Have you ever asked yourself why bad things often seem to happen to some of the most well meaning and kindest people we know? Why is that? Moreover, why do bad things happen to godly people? It is a good question.
I was at a recent gathering of Christian men where that question was asked aloud. Several answers were offered, most of which came down on the side of seeing such events as evidence of one or two things. Bad things happen because God is angry with us because of sin or more prominently (at least for some in this group) a lack of faith on our part. Faith in God’s ability and willingness to heal, comfort, build up, relieve etc.
Now at first hearing both sound like reasonable answers and the second even seems to have some support from St. James. However, I think that if we consider them (the questions) in light of tota scriptura we come up with a very different answer. I would like to explore that here, briefly.
Let me start my exploration with this observation. We do not, and cannot, gain merit with God by our obedience any more that our own children gain ours by theirs. Healthy familial relationships simply do not work that way. God does love our obedience, but He loves it, for Christ sake, as the obedience of a child to a parent. Therefore, there is no merit involved.
Yet that does not seem to move us towards an answer does it, or does it? It does actually, for if correct it rules out the first (apparent) answers right away.
So what can we say, or better yet what does scripture say? A good place to start, one of the best places to start, is the opening verses of Paul’s second letter to the Corinthians. There, having recounted his own experiences with despair, what he calls “the sentence of death in our self” goes on to explain what he learned from it. So what did he learn? He learned that such things happen (to Paul and to us) so that we can learn to trust the God Who raises the dead back to new life.

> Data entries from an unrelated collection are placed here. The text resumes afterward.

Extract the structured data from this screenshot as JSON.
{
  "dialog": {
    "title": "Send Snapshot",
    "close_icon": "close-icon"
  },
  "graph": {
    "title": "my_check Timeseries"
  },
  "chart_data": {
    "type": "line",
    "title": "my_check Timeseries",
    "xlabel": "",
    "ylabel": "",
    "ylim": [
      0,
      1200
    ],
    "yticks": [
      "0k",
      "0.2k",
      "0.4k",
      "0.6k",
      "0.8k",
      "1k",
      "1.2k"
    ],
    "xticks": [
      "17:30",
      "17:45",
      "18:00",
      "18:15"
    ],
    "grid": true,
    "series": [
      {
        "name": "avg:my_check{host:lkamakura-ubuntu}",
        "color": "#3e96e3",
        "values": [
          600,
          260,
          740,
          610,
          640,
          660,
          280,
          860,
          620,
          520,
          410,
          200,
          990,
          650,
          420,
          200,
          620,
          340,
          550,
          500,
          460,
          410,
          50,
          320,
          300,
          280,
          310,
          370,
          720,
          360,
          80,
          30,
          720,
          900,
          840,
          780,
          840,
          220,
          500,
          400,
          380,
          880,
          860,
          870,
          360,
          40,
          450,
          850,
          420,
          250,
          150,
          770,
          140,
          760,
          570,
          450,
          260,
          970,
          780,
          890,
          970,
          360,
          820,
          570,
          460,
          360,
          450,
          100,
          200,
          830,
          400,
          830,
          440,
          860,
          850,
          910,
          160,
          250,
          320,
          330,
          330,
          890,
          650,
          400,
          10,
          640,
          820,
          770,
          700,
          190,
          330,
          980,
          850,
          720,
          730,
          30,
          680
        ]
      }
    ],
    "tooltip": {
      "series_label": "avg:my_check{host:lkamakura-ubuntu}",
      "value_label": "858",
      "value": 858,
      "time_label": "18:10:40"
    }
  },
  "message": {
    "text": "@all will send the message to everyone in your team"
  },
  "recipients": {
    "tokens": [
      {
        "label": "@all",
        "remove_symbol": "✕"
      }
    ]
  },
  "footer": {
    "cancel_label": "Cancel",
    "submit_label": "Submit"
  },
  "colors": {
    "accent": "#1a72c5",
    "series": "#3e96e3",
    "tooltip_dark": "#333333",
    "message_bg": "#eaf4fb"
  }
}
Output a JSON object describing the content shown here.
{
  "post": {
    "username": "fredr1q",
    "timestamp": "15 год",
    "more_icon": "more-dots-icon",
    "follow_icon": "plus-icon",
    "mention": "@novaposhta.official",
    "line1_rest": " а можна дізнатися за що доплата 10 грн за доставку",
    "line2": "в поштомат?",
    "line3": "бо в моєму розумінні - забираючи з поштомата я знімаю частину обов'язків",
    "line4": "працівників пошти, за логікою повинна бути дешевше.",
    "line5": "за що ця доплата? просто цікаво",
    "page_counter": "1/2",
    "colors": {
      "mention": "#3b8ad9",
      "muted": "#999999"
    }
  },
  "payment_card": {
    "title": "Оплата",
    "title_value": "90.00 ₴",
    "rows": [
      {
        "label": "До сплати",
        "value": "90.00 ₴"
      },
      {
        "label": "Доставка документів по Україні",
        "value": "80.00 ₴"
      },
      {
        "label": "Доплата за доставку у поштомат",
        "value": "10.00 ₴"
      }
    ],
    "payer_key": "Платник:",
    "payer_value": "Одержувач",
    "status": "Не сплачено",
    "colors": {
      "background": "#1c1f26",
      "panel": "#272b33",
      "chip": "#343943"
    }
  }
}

Therefore, we can say that while bad things happen to Christians they do not happen because we have failed in our attempts to manipulate God or to curry his favor by our faith or obedience. Rather they happen because He loves us and wants us to be like Jesus, who learned the same lesson Paul did, but before Paul. Simply put the Christian life is a life full of dying and resurrection. It is what makes us like Jesus.